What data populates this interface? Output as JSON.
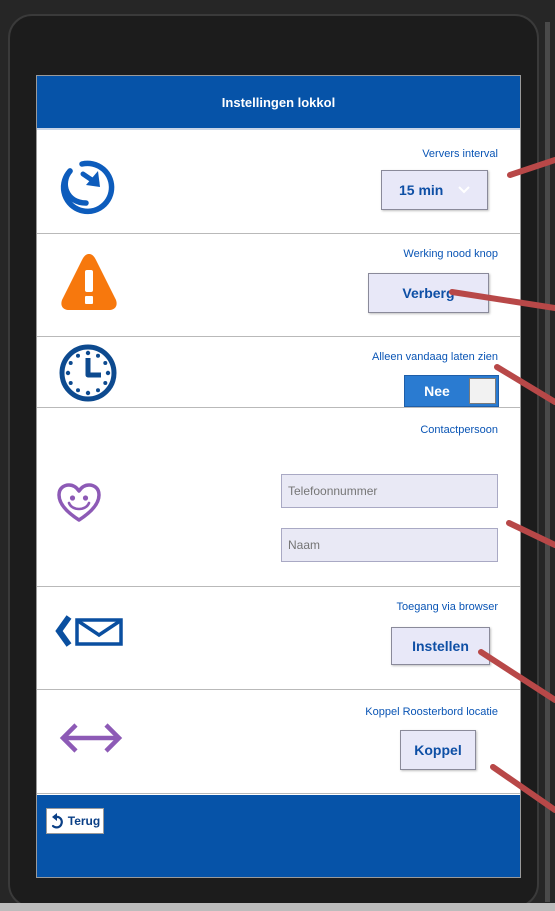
{
  "header": {
    "title": "Instellingen lokkol"
  },
  "rows": [
    {
      "label": "Ververs interval",
      "icon": "refresh-icon",
      "control": {
        "type": "select",
        "value": "15 min"
      }
    },
    {
      "label": "Werking nood knop",
      "icon": "warning-icon",
      "control": {
        "type": "button",
        "label": "Verberg"
      }
    },
    {
      "label": "Alleen vandaag laten zien",
      "icon": "clock-icon",
      "control": {
        "type": "toggle",
        "value": "Nee"
      }
    },
    {
      "label": "Contactpersoon",
      "icon": "smiley-heart-icon",
      "control": {
        "type": "inputs",
        "phone_placeholder": "Telefoonnummer",
        "name_placeholder": "Naam"
      }
    },
    {
      "label": "Toegang via browser",
      "icon": "mail-back-icon",
      "control": {
        "type": "button",
        "label": "Instellen"
      }
    },
    {
      "label": "Koppel Roosterbord locatie",
      "icon": "double-arrow-icon",
      "control": {
        "type": "button",
        "label": "Koppel"
      }
    }
  ],
  "footer": {
    "back_label": "Terug",
    "back_icon": "undo-arrow-icon"
  },
  "colors": {
    "header_blue": "#0653a8",
    "label_blue": "#0a55b5",
    "toggle_blue": "#2a7bd1",
    "warning_orange": "#f7780d",
    "purple": "#8d5ab6",
    "annotation_red": "#b84848"
  }
}
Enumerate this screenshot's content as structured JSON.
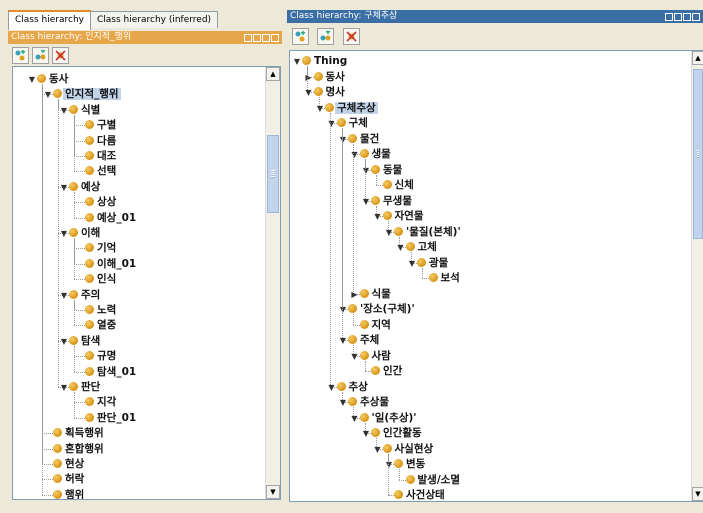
{
  "left": {
    "tabs": [
      "Class hierarchy",
      "Class hierarchy (inferred)"
    ],
    "header": "Class hierarchy: 인지적_행위",
    "toolbar": [
      "add-subclass-icon",
      "add-sibling-icon",
      "delete-class-icon"
    ],
    "tree": [
      {
        "label": "동사",
        "depth": 0,
        "expander": "open"
      },
      {
        "label": "인지적_행위",
        "depth": 1,
        "expander": "open",
        "selected": true
      },
      {
        "label": "식별",
        "depth": 2,
        "expander": "open"
      },
      {
        "label": "구별",
        "depth": 3
      },
      {
        "label": "다름",
        "depth": 3
      },
      {
        "label": "대조",
        "depth": 3
      },
      {
        "label": "선택",
        "depth": 3
      },
      {
        "label": "예상",
        "depth": 2,
        "expander": "open"
      },
      {
        "label": "상상",
        "depth": 3
      },
      {
        "label": "예상_01",
        "depth": 3
      },
      {
        "label": "이해",
        "depth": 2,
        "expander": "open"
      },
      {
        "label": "기억",
        "depth": 3
      },
      {
        "label": "이해_01",
        "depth": 3
      },
      {
        "label": "인식",
        "depth": 3
      },
      {
        "label": "주의",
        "depth": 2,
        "expander": "open"
      },
      {
        "label": "노력",
        "depth": 3
      },
      {
        "label": "열중",
        "depth": 3
      },
      {
        "label": "탐색",
        "depth": 2,
        "expander": "open"
      },
      {
        "label": "규명",
        "depth": 3
      },
      {
        "label": "탐색_01",
        "depth": 3
      },
      {
        "label": "판단",
        "depth": 2,
        "expander": "open"
      },
      {
        "label": "지각",
        "depth": 3
      },
      {
        "label": "판단_01",
        "depth": 3
      },
      {
        "label": "획득행위",
        "depth": 1
      },
      {
        "label": "혼합행위",
        "depth": 1
      },
      {
        "label": "현상",
        "depth": 1
      },
      {
        "label": "허락",
        "depth": 1
      },
      {
        "label": "행위",
        "depth": 1
      }
    ]
  },
  "right": {
    "header": "Class hierarchy: 구체추상",
    "toolbar": [
      "add-subclass-icon",
      "add-sibling-icon",
      "delete-class-icon"
    ],
    "tree": [
      {
        "label": "Thing",
        "depth": 0,
        "expander": "open"
      },
      {
        "label": "동사",
        "depth": 1,
        "expander": "closed"
      },
      {
        "label": "명사",
        "depth": 1,
        "expander": "open"
      },
      {
        "label": "구체추상",
        "depth": 2,
        "expander": "open",
        "selected": true
      },
      {
        "label": "구체",
        "depth": 3,
        "expander": "open"
      },
      {
        "label": "물건",
        "depth": 4,
        "expander": "open"
      },
      {
        "label": "생물",
        "depth": 5,
        "expander": "open"
      },
      {
        "label": "동물",
        "depth": 6,
        "expander": "open"
      },
      {
        "label": "신체",
        "depth": 7
      },
      {
        "label": "무생물",
        "depth": 6,
        "expander": "open"
      },
      {
        "label": "자연물",
        "depth": 7,
        "expander": "open"
      },
      {
        "label": "'물질(본체)'",
        "depth": 8,
        "expander": "open"
      },
      {
        "label": "고체",
        "depth": 9,
        "expander": "open"
      },
      {
        "label": "광물",
        "depth": 10,
        "expander": "open"
      },
      {
        "label": "보석",
        "depth": 11
      },
      {
        "label": "식물",
        "depth": 5,
        "expander": "closed"
      },
      {
        "label": "'장소(구체)'",
        "depth": 4,
        "expander": "open"
      },
      {
        "label": "지역",
        "depth": 5
      },
      {
        "label": "주체",
        "depth": 4,
        "expander": "open"
      },
      {
        "label": "사람",
        "depth": 5,
        "expander": "open"
      },
      {
        "label": "인간",
        "depth": 6
      },
      {
        "label": "추상",
        "depth": 3,
        "expander": "open"
      },
      {
        "label": "추상물",
        "depth": 4,
        "expander": "open"
      },
      {
        "label": "'일(추상)'",
        "depth": 5,
        "expander": "open"
      },
      {
        "label": "인간활동",
        "depth": 6,
        "expander": "open"
      },
      {
        "label": "사실현상",
        "depth": 7,
        "expander": "open"
      },
      {
        "label": "변동",
        "depth": 8,
        "expander": "open"
      },
      {
        "label": "발생/소멸",
        "depth": 9
      },
      {
        "label": "사건상태",
        "depth": 8
      }
    ]
  },
  "colors": {
    "header": "#3a6ea5",
    "accent_tab": "#e68b2c",
    "selection": "#c2d4ea",
    "bullet": "#e0a020"
  }
}
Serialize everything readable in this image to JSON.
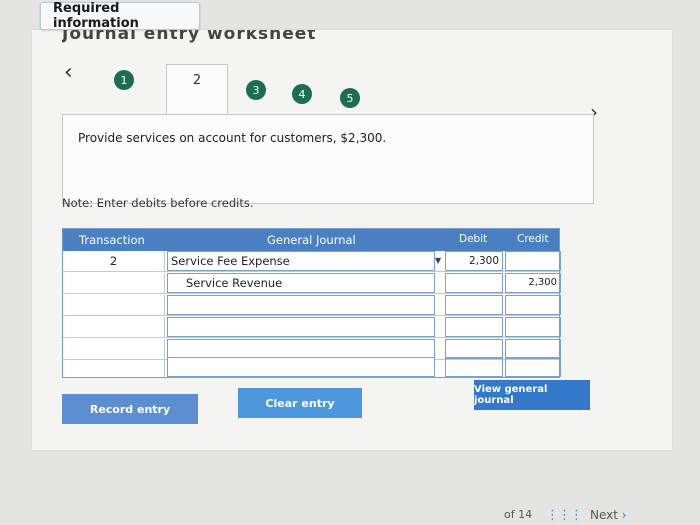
{
  "header": {
    "required_label": "Required information",
    "worksheet_title": "Journal entry worksheet"
  },
  "steps": {
    "items": [
      "1",
      "2",
      "3",
      "4",
      "5"
    ],
    "active": "2"
  },
  "description": "Provide services on account for customers, $2,300.",
  "note": "Note: Enter debits before credits.",
  "journal": {
    "headers": {
      "transaction": "Transaction",
      "general_journal": "General Journal",
      "debit": "Debit",
      "credit": "Credit"
    },
    "rows": [
      {
        "transaction": "2",
        "account": "Service Fee Expense",
        "debit": "2,300",
        "credit": ""
      },
      {
        "transaction": "",
        "account": "Service Revenue",
        "debit": "",
        "credit": "2,300"
      },
      {
        "transaction": "",
        "account": "",
        "debit": "",
        "credit": ""
      },
      {
        "transaction": "",
        "account": "",
        "debit": "",
        "credit": ""
      },
      {
        "transaction": "",
        "account": "",
        "debit": "",
        "credit": ""
      },
      {
        "transaction": "",
        "account": "",
        "debit": "",
        "credit": ""
      }
    ]
  },
  "buttons": {
    "record": "Record entry",
    "clear": "Clear entry",
    "view": "View general journal"
  },
  "footer": {
    "page_of": "of 14",
    "next": "Next"
  },
  "icons": {
    "prev": "chevron-left-icon",
    "next": "chevron-right-icon",
    "dropdown": "caret-down-icon"
  },
  "colors": {
    "step_green": "#1d6e4e",
    "header_blue": "#4a7fc1",
    "button_blue": "#4d97dd"
  }
}
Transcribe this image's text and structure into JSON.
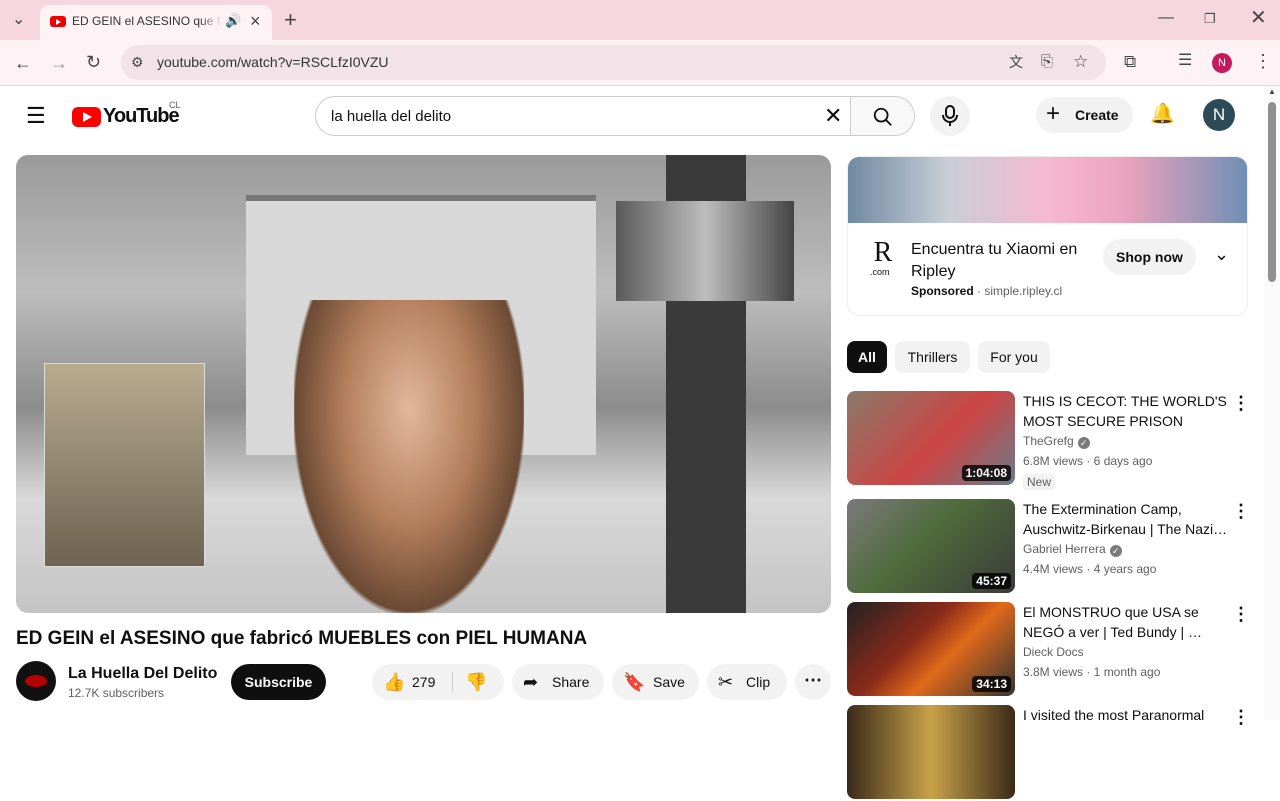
{
  "browser": {
    "tab_title": "ED GEIN el ASESINO que fabricó MUEBLES con PIEL HUMANA",
    "url": "youtube.com/watch?v=RSCLfzI0VZU",
    "profile_initial": "N",
    "close_icon": "×",
    "new_tab_icon": "+"
  },
  "youtube": {
    "logo_text": "YouTube",
    "region": "CL",
    "search_query": "la huella del delito",
    "create_label": "Create",
    "avatar_initial": "N"
  },
  "video": {
    "title": "ED GEIN el ASESINO que fabricó MUEBLES con PIEL HUMANA",
    "channel_name": "La Huella Del Delito",
    "subscribers": "12.7K subscribers",
    "subscribe_label": "Subscribe",
    "likes": "279",
    "share_label": "Share",
    "save_label": "Save",
    "clip_label": "Clip"
  },
  "ad": {
    "text": "Encuentra tu Xiaomi en Ripley",
    "sponsored": "Sponsored",
    "domain": "simple.ripley.cl",
    "cta": "Shop now",
    "logo_letter": "R",
    "logo_sub": ".com"
  },
  "chips": [
    "All",
    "Thrillers",
    "For you"
  ],
  "recommendations": [
    {
      "title": "THIS IS CECOT: THE WORLD'S MOST SECURE PRISON",
      "channel": "TheGrefg",
      "verified": true,
      "meta": "6.8M views · 6 days ago",
      "badge": "New",
      "duration": "1:04:08"
    },
    {
      "title": "The Extermination Camp, Auschwitz-Birkenau | The Nazi…",
      "channel": "Gabriel Herrera",
      "verified": true,
      "meta": "4.4M views · 4 years ago",
      "badge": "",
      "duration": "45:37"
    },
    {
      "title": "El MONSTRUO que USA se NEGÓ a ver | Ted Bundy | …",
      "channel": "Dieck Docs",
      "verified": false,
      "meta": "3.8M views · 1 month ago",
      "badge": "",
      "duration": "34:13"
    },
    {
      "title": "I visited the most Paranormal",
      "channel": "",
      "verified": false,
      "meta": "",
      "badge": "",
      "duration": ""
    }
  ]
}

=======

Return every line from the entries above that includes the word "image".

### RESULT BELOW
Serialize everything readable in this image to JSON.
Transcribe this image's text and structure into JSON.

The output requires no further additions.